Soboleva qualified first in her heat, running 1.59,56 - a time which wasn't completely taxing, but one which would take its toll on her by the time her 1.500m final was contested the following day. Waiting in the wings for an opportunity to strike at Soboleva's strength was Natalya Ignatova, who would run only 11/100 slower than Soboleva in the heats and qualify for the final.
Soboleva returned the following day to win the four-lap final with a very hard third 200m split, breaking apart from the field and powering home to a new personal best. Ignatova (1.58,84), Mariya Savinova (1.59,46) and Mariya Shapayeva (1.59,71) all set personal bests behind Soboleva, with the top-three each ending the season with the top marks in the world this year.
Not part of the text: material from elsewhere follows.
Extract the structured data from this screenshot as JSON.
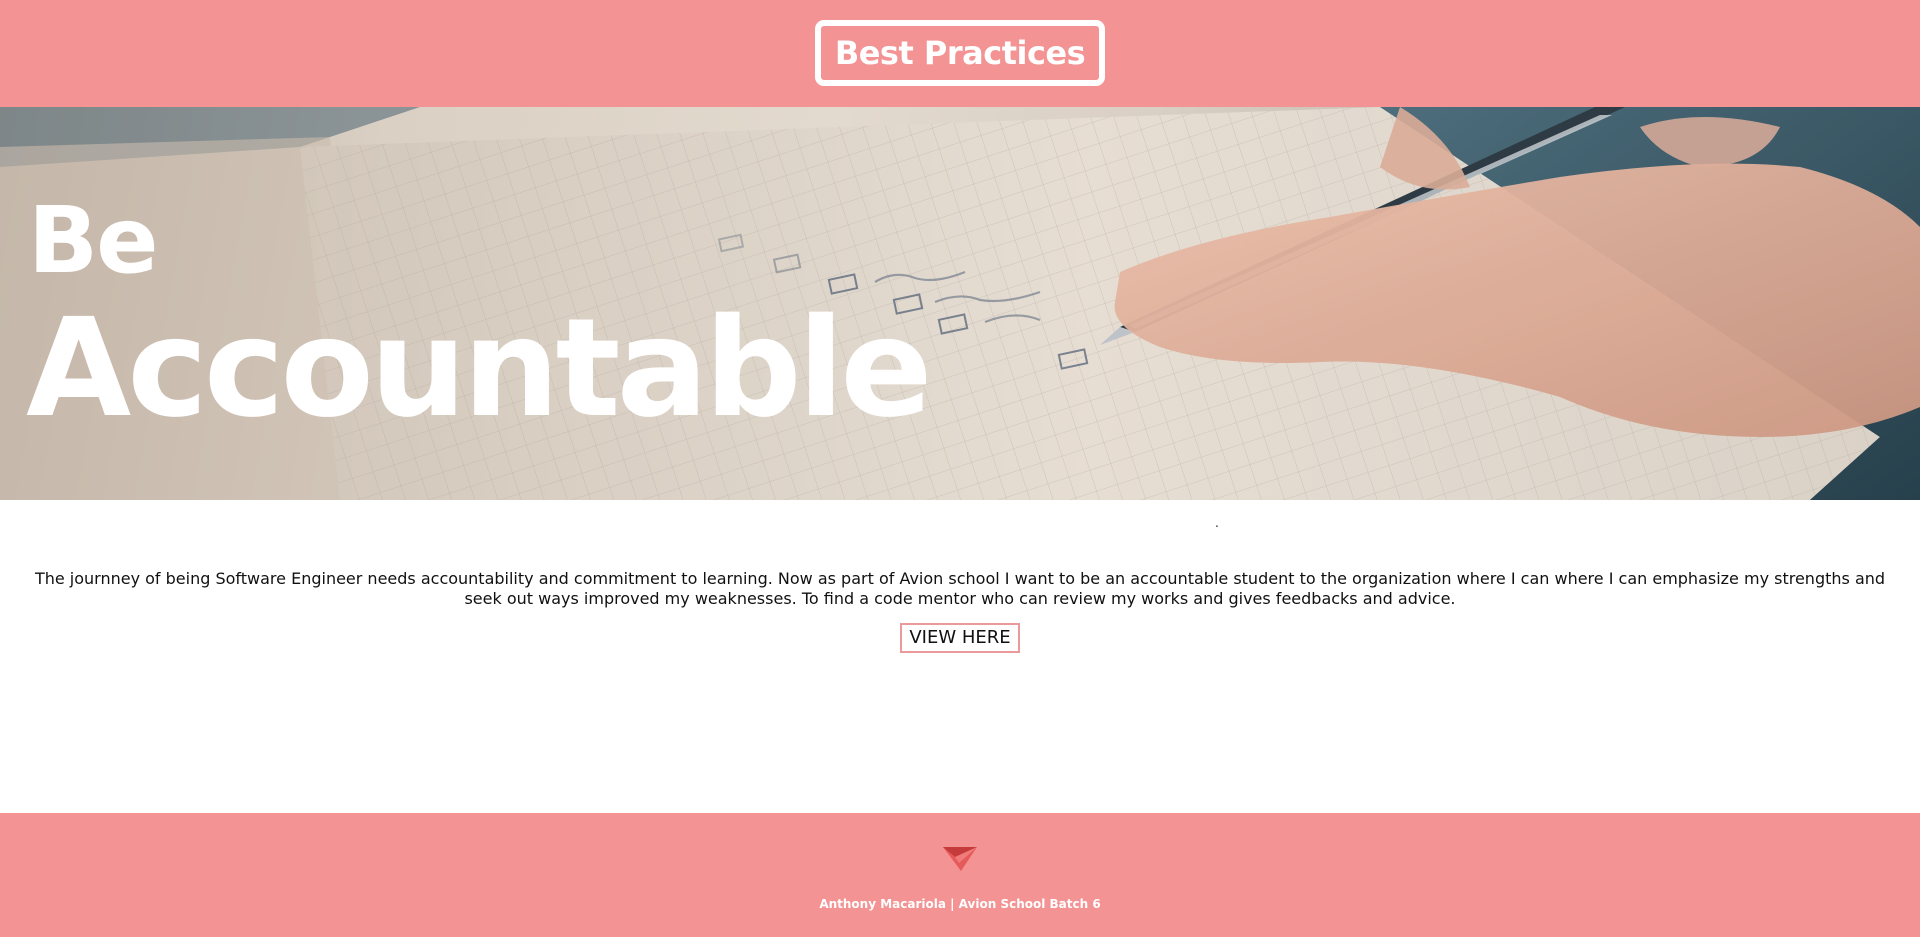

Being a world record-holder does not afford one an automatic gold medal - especially if one is contesting in the fiercely competitive Russian National Championships.
Soboleva would learn that lesson a few hours following her 800m victory, as 2006 World Indoor Champion and teammate Yuliya Fomenko attempted to run the legs off of Soboleva during the middle of the race.
Soboleva, who had considered dropping out of the 1.500m due to exhaustion, hung on in the race and drew from the well one final time to rush home and stop the clock in 3.58,05 - 0,23 faster than the world record she had set two years earlier.
Five of the nine women in the field set personal bests.
Soboleva travelled to Valencia rested and barely trained following a short, yet very intense, period of racing in February which had tired her.
The 12th IAAF World Indoor Championships 1.500m final generated the top-level excitement and energy fans had come to expect and anticipate, with Fomenko and Soboleva taking care of business up front and pushing each other up the 1.400m mark where Soboleva ultimately pulled away and ran away from her nearest three rivals in fast pursuit.
Soboleva's world record-setting performance (3.57,71) dragged Fomenko (3.59,41), Ethiopia's Gelete Burika (3.59,75) and Jamal (3.59,79) under the four-minute barrier, with all four women setting personal bests, and three of them new national bests in the process.
No woman in 2008 had the impact on the sport, the record books, their nation and their fellow competitors like Yelena Soboleva did. She inspired her comeptitors to run at their fullest capabilities, and she came out on the victorious end in the three races which counted most to her: her national championships and the world championships.
Yelena Soboleva just may take off 2009 as she did 2007 following a long season, but 2008 will leave memories far and deep to last several seasons over.
Croatia's Blanka Vlasic would have gotten a strong nudge at Soboleva's level had she been able to tie or break Kajsa Bergqvist's 2.08m world-record. She will receive an honourable mention, instead.
Yelena Soboleva's Personal Records:
- 800m indoors: 1.56,49 NR
- 800m outdoors: 1.57,28
- 1.500m indoors: 3.57,71 WR
- 1.500m outdoors: 3.56,43
- Mile indoors: 4.20,21 NR
- Mile outdoors: 4.15,63
- 2.01,61 Moscow Open Championships
- 4.20,21 Russian Winter
- 1.59,56 (Q) Russian National Championships
- 1.56,49 Russian National Championships
- 3.58,05 Russian National Championships
- 4.07,85 (Q) IAAF World Championships
- 3.57,71 IAAF World Championships